I’ve just been reading in the Independent about the ‘Gospel of Jesus’s Wife’, as this papyrus fragment has been known since its discovery two years ago. Dr Karen L King, Professor of Divinity at Harvard, unveiled it at the 10th International Congress of Coptic Studies in Rome in 2012.
The lines are written in Coptic – the Egyptian language that was the key to the Rosetta Stone inscription – and they include the phrases ‘she will be able to be my Disciple’ and ‘Jesus said to them, My wife…’
Cue deafening howls of excitement and/or outrage. It reminded me of something my brother said at his wedding: ‘the first time you say ‘my wife’ it really does bring the house down.’
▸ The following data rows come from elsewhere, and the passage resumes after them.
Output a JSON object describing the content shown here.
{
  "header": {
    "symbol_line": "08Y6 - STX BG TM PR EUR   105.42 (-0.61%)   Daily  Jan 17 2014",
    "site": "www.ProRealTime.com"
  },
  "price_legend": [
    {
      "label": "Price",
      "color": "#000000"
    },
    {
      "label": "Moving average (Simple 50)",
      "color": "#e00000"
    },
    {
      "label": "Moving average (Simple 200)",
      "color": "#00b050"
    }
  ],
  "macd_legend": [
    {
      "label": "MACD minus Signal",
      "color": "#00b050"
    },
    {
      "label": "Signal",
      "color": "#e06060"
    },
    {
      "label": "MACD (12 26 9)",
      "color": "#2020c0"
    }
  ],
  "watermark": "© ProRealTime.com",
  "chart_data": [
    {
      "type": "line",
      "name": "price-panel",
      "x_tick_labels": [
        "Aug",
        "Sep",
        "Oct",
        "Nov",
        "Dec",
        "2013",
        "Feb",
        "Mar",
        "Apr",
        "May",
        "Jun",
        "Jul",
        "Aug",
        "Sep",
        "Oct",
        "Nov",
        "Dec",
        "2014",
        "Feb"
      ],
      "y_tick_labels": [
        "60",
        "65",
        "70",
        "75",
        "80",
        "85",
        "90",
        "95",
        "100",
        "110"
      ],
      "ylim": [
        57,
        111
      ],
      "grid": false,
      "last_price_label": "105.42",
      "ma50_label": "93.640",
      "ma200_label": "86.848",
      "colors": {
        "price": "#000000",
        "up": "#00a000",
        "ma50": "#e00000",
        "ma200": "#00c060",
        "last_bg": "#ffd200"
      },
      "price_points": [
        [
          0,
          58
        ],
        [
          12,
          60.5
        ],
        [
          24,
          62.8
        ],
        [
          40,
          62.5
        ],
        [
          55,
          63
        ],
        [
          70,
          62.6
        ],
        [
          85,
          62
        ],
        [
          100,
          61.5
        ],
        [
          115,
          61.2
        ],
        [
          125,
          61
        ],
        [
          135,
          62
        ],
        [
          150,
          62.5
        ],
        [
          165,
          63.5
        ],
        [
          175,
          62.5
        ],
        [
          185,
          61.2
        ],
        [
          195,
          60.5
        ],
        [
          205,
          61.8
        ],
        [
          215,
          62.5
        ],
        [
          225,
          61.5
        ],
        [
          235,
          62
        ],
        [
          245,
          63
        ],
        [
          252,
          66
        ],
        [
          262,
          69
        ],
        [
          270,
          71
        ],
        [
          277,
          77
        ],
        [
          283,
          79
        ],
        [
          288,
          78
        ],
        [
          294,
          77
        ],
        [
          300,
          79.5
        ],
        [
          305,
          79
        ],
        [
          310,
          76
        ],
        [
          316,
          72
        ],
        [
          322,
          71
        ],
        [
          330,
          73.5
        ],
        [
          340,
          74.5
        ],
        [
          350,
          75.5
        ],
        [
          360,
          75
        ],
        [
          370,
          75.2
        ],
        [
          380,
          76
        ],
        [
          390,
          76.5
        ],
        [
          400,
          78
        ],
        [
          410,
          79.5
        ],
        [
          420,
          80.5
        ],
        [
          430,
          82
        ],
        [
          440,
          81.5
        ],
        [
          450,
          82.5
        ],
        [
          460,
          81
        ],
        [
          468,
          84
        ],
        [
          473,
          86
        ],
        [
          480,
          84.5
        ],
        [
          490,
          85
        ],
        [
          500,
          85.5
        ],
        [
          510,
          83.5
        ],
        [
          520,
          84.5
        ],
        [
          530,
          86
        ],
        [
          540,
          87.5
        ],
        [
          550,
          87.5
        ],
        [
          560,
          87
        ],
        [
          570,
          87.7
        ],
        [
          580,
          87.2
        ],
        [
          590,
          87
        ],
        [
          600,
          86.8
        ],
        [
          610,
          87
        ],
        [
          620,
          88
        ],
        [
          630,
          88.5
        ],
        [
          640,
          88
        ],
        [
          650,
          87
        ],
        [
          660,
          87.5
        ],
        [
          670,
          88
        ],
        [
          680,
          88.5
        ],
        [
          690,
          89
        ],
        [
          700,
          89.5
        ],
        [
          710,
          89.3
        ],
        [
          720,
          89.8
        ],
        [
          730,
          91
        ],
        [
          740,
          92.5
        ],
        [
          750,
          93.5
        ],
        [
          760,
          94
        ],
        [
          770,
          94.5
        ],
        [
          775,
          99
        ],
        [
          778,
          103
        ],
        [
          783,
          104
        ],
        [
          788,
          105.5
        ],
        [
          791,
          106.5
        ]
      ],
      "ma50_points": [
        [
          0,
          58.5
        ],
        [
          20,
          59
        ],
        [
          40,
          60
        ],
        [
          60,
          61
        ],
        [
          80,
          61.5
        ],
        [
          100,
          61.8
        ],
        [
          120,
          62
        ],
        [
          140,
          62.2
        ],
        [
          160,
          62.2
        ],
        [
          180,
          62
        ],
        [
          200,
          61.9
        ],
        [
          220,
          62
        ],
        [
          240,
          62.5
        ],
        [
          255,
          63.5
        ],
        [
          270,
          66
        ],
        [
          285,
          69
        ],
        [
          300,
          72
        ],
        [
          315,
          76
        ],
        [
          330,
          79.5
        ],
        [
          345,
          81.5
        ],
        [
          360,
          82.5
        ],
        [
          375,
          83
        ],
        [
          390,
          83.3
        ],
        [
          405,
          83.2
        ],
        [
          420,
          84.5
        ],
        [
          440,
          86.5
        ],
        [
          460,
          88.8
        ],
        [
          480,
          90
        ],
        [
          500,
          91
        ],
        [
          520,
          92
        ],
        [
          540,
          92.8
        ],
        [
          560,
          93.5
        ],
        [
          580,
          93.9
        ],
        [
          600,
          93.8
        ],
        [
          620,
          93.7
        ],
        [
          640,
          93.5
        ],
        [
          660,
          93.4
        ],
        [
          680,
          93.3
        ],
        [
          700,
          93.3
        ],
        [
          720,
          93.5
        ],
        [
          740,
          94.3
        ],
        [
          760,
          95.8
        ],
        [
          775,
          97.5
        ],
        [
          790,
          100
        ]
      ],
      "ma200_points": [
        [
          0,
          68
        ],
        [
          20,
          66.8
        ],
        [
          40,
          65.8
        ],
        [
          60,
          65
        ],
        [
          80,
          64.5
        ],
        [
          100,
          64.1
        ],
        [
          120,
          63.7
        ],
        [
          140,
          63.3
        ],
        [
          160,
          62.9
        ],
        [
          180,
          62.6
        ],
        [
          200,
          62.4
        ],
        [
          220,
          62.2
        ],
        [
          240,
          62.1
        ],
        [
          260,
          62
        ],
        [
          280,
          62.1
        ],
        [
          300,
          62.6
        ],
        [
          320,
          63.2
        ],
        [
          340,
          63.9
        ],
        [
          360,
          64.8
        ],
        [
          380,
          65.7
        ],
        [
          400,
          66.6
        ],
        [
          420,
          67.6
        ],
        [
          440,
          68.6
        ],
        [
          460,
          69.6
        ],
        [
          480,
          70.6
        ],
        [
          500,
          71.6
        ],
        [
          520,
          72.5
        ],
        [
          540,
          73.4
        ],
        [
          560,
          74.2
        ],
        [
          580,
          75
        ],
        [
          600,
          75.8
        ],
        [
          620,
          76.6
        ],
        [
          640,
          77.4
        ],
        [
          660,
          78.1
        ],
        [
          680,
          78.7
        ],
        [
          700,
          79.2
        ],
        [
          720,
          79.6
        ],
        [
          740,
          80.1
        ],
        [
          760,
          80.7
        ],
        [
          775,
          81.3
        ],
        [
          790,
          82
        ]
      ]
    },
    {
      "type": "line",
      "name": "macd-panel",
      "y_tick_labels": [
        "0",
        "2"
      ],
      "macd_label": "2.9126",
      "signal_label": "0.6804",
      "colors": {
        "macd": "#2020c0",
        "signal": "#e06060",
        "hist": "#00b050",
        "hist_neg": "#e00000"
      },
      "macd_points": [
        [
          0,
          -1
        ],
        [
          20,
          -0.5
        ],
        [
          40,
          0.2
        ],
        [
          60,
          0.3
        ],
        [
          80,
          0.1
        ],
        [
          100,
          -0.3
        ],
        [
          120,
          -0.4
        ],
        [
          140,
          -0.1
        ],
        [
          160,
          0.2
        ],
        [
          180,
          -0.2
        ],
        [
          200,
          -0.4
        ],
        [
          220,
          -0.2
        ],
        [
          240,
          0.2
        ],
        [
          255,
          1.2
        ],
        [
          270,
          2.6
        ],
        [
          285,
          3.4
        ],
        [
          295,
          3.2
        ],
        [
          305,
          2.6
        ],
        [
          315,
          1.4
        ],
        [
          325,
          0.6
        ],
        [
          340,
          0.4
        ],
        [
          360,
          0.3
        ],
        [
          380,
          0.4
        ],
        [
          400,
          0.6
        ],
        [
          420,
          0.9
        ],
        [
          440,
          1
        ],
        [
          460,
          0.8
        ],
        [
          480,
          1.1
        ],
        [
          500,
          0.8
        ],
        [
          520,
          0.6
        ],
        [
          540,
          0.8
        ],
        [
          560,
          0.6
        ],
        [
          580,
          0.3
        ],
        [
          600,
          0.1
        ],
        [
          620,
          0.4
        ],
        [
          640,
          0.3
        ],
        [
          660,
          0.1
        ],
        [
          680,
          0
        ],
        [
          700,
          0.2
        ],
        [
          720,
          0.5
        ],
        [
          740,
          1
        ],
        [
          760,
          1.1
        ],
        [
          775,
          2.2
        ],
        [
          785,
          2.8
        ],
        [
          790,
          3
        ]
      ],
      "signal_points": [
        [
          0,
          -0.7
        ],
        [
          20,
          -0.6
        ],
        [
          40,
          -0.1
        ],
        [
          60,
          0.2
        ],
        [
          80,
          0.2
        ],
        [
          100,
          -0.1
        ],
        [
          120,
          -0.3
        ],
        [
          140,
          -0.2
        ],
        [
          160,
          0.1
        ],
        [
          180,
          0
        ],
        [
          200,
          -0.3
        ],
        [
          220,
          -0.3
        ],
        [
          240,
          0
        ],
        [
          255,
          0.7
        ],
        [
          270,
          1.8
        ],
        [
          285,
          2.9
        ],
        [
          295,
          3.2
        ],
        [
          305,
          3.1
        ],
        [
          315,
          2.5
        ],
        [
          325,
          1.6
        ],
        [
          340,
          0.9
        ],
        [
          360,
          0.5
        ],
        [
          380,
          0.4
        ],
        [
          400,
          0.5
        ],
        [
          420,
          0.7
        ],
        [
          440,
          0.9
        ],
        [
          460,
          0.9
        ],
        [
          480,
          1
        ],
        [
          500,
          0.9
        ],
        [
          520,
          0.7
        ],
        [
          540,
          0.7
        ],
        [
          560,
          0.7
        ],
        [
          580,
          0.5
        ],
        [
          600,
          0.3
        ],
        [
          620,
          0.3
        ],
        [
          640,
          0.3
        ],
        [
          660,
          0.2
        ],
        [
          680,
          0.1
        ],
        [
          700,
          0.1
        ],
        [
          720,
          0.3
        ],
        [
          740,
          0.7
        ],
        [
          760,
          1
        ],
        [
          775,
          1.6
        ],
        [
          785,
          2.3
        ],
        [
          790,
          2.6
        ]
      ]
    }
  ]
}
Now the papyrus has been scientifically tested and dated to 600 – 900AD, establishing that it is not a modern fake, and – at the very least – suggesting that there was an Early Church tradition that Jesus was married.
I was glad to read it because Christ’s wife would be St Mary Magdalen; her potency as an image in Western Art feels like a ghost of the importance she may once have had in the Early Church, before the role of women was rigidly redefined by St Paul, or Saul.
I am, of course, especially fond of her (or Her?) because of the Magdalen by Thomas Hudson that I’ve used as the header on this site. I’ll post on it properly soon. I discovered the painting miscatalogued at an auction in Ireland last year. It is Hudson’s earliest known work, probably a portrait of his wife Mary Richardson painted before their marriage in 1725.
Hudson’s Magdalen seems to have vanished from the record after the artist’s posthumous sale at Christie’s in 1785. I contacted Christie’s to see if there is any information about the buyer. They very kindly replied, saying that the handwriting in the auctioneer’s book was difficult to read. The buyer’s name is Saul. Or Paul.